— Work order —
Below are records; copy every line among them that contains the word "title".

(Stored records)
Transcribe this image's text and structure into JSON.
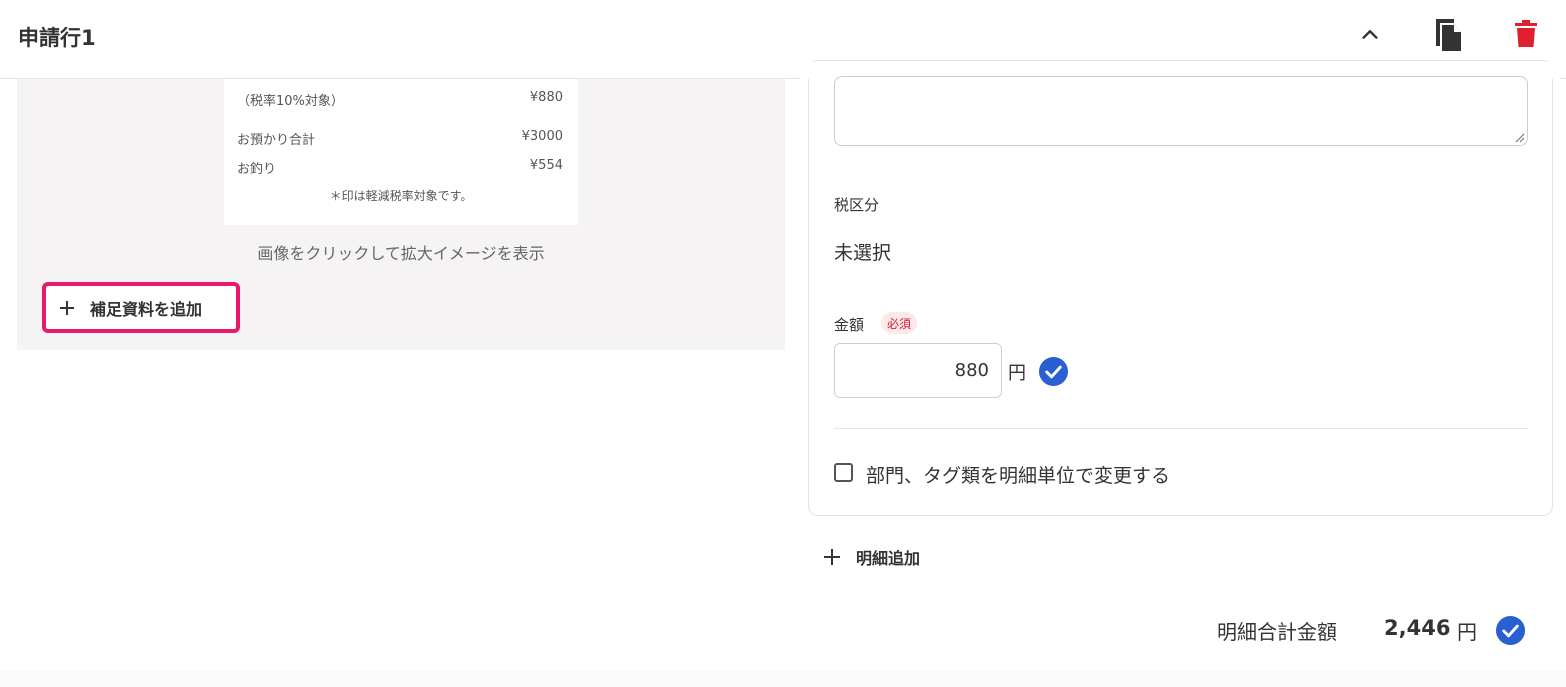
{
  "header": {
    "title": "申請行1",
    "collapse_icon": "chevron-up-icon",
    "copy_icon": "copy-icon",
    "delete_icon": "trash-icon",
    "delete_color": "#e0202f"
  },
  "receipt": {
    "rows": [
      {
        "label": "（税率10%対象）",
        "value": "¥880"
      },
      {
        "label": "お預かり合計",
        "value": "¥3000"
      },
      {
        "label": "お釣り",
        "value": "¥554"
      }
    ],
    "note": "＊印は軽減税率対象です。"
  },
  "image_caption": "画像をクリックして拡大イメージを表示",
  "add_material_label": "補足資料を追加",
  "form": {
    "tax_label": "税区分",
    "tax_value": "未選択",
    "amount_label": "金額",
    "required_badge": "必須",
    "amount_value": "880",
    "amount_unit": "円",
    "checkbox_label": "部門、タグ類を明細単位で変更する",
    "checkbox_checked": false
  },
  "add_line_label": "明細追加",
  "total": {
    "label": "明細合計金額",
    "value": "2,446",
    "unit": "円"
  },
  "colors": {
    "accent_blue": "#2a5fd1",
    "highlight_pink": "#e8196a",
    "required_red": "#d2203a"
  }
}
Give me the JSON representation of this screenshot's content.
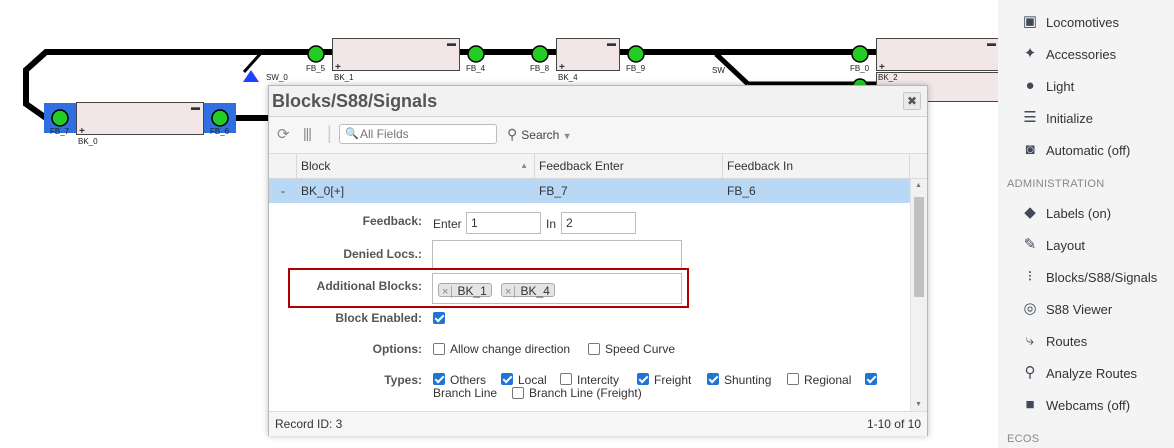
{
  "layout": {
    "labels": {
      "sw0": "SW_0",
      "sw_right": "SW",
      "fb5": "FB_5",
      "fb4": "FB_4",
      "fb8": "FB_8",
      "fb9": "FB_9",
      "fb0": "FB_0",
      "fb7": "FB_7",
      "fb6": "FB_6",
      "bk1": "BK_1",
      "bk4": "BK_4",
      "bk2": "BK_2",
      "bk0": "BK_0"
    }
  },
  "dialog": {
    "title": "Blocks/S88/Signals",
    "close_label": "✖",
    "search_placeholder": "All Fields",
    "search_button": "Search",
    "columns": [
      "Block",
      "Feedback Enter",
      "Feedback In"
    ],
    "row": {
      "toggle": "-",
      "block": "BK_0[+]",
      "feedback_enter": "FB_7",
      "feedback_in": "FB_6"
    },
    "form": {
      "feedback_label": "Feedback:",
      "enter_label": "Enter",
      "enter_value": "1",
      "in_label": "In",
      "in_value": "2",
      "denied_label": "Denied Locs.:",
      "additional_label": "Additional Blocks:",
      "additional_tags": [
        "BK_1",
        "BK_4"
      ],
      "tag_remove": "×",
      "enabled_label": "Block Enabled:",
      "enabled": true,
      "options_label": "Options:",
      "opt_change_direction": "Allow change direction",
      "opt_change_direction_checked": false,
      "opt_speed_curve": "Speed Curve",
      "opt_speed_curve_checked": false,
      "types_label": "Types:",
      "types": [
        {
          "label": "Others",
          "checked": true
        },
        {
          "label": "Local",
          "checked": true
        },
        {
          "label": "Intercity",
          "checked": false
        },
        {
          "label": "Freight",
          "checked": true
        },
        {
          "label": "Shunting",
          "checked": true
        },
        {
          "label": "Regional",
          "checked": false
        },
        {
          "label": "Branch Line",
          "checked": true
        },
        {
          "label": "Branch Line (Freight)",
          "checked": false
        }
      ]
    },
    "footer": {
      "record": "Record ID: 3",
      "range": "1-10 of 10"
    }
  },
  "sidebar": {
    "items_top": [
      {
        "label": "Locomotives",
        "icon": "locomotive-icon"
      },
      {
        "label": "Accessories",
        "icon": "wand-icon"
      },
      {
        "label": "Light",
        "icon": "lightbulb-icon"
      },
      {
        "label": "Initialize",
        "icon": "list-check-icon"
      },
      {
        "label": "Automatic (off)",
        "icon": "robot-icon"
      }
    ],
    "section_admin": "ADMINISTRATION",
    "items_admin": [
      {
        "label": "Labels (on)",
        "icon": "tag-icon"
      },
      {
        "label": "Layout",
        "icon": "edit-icon"
      },
      {
        "label": "Blocks/S88/Signals",
        "icon": "traffic-light-icon"
      },
      {
        "label": "S88 Viewer",
        "icon": "sensor-icon"
      },
      {
        "label": "Routes",
        "icon": "route-icon"
      },
      {
        "label": "Analyze Routes",
        "icon": "analyze-icon"
      },
      {
        "label": "Webcams (off)",
        "icon": "camera-icon"
      }
    ],
    "section_ecos": "ECOS"
  },
  "colors": {
    "track": "#000000",
    "sensor": "#22cc22",
    "block_fill": "#f3e6e6",
    "selected_block": "#2f6fe0",
    "row_selected": "#b9d8f6",
    "highlight": "#b00000",
    "checkbox": "#1e75d6"
  }
}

— Task output —
    "title": "申請行1",
    "title": "Blocks/S88/Signals",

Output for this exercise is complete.